Now the df.wide dataframe will contain the information that shows wide format data of each car model and it’s mpg. Using this information, we can make some sort of statement where we are wondering about what kind of mpg we will get given a car model, a cylinder number, a displacement number, and horsepower.

## Predicting mpg based on car model features

Given the wide format information, we can use that to create our correlaton matrix. The correlation matrix is used in the Cholesky decomposition process, to transform a matrix describing correlation coefficients into a lower triangle matrix that is then used to project the correlation onto another variable.

These variables in our case are going to be error distributions. This way, we can make predictions on the mpg a car will get, look at the error distribution of the car, and be able to create a joint distribution that contains the correlations of the mpg error of each car model. While writing this I understand that this probably sounds very confusing, it’s because I’m not too clear about it myself, and I haven’t picked the best example to work with.

Where Cholesky decomposition is used widely is in the financial sector, where they take correlation of products, and then use Cholesky decomposition in order to form a joint distribution that gives correlation of errors, then apply this joint distribution in simulating prices over a time frame.
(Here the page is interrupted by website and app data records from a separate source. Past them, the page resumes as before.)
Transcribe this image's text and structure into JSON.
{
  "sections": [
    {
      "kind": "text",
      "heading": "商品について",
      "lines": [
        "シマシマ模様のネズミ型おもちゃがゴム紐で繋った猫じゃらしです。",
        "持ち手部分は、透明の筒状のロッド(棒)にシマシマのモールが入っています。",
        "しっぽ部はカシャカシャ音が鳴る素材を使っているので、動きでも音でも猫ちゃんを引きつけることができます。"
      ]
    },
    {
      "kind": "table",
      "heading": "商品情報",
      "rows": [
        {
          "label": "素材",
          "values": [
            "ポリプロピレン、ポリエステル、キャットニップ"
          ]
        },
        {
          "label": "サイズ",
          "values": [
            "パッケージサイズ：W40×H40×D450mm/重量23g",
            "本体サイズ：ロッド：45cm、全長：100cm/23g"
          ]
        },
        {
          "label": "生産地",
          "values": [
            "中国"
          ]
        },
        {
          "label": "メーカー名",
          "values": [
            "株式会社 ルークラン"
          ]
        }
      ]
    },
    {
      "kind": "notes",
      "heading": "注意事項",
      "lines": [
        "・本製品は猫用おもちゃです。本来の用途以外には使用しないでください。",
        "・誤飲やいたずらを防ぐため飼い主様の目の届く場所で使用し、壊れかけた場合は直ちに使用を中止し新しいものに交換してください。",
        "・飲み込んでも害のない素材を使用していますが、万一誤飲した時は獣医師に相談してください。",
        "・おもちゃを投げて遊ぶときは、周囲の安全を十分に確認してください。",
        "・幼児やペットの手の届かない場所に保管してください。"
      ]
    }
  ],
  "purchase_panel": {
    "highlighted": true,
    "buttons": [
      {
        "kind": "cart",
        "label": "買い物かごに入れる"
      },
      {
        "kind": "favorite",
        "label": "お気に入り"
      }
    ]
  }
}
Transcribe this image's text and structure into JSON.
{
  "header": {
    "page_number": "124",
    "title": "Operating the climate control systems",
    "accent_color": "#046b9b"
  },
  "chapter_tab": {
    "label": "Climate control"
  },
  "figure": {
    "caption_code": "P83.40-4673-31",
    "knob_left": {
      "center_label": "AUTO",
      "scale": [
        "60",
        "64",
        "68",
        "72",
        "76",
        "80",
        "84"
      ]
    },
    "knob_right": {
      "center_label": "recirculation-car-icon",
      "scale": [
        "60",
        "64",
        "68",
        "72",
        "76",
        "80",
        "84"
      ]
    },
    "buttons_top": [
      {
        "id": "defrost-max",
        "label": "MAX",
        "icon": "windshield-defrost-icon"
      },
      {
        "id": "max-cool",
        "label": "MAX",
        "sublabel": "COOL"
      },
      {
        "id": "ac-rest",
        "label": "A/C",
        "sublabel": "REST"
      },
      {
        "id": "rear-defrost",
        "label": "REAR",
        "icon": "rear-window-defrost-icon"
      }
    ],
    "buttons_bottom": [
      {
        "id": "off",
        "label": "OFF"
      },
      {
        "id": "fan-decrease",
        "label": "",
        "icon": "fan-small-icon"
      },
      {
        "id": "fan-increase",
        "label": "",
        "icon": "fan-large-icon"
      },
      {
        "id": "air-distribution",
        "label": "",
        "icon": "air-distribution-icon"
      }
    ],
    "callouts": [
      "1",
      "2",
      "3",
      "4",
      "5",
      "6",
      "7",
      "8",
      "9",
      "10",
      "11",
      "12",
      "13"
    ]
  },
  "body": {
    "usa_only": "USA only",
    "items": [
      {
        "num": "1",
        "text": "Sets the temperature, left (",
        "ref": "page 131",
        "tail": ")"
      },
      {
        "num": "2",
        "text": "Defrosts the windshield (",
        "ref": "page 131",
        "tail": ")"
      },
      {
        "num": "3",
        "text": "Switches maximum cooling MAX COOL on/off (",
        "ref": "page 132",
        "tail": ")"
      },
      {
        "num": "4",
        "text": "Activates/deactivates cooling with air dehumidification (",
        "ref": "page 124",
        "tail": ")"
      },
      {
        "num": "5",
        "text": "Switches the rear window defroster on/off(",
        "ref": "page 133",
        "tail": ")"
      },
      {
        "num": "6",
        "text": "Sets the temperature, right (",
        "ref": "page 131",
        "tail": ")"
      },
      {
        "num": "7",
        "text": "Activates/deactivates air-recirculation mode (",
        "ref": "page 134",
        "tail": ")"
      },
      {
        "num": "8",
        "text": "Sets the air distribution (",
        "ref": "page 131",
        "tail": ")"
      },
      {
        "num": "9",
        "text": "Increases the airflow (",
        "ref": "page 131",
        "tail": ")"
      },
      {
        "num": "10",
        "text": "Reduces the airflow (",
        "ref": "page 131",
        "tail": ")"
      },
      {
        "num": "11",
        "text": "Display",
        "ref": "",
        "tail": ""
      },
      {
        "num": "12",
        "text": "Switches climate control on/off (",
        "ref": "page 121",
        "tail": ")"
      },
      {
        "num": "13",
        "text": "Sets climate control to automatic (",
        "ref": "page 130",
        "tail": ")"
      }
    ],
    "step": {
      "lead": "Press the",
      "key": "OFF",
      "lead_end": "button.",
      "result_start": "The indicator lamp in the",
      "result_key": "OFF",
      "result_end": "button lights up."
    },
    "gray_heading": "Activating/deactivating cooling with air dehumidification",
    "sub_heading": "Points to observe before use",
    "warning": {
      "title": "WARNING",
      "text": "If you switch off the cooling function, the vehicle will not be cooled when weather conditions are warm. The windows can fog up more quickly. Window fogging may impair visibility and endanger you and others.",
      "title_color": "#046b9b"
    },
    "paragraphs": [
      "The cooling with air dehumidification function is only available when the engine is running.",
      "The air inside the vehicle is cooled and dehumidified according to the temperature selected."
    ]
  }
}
This will allow for simulation to see how prices move, with correlation of products built in.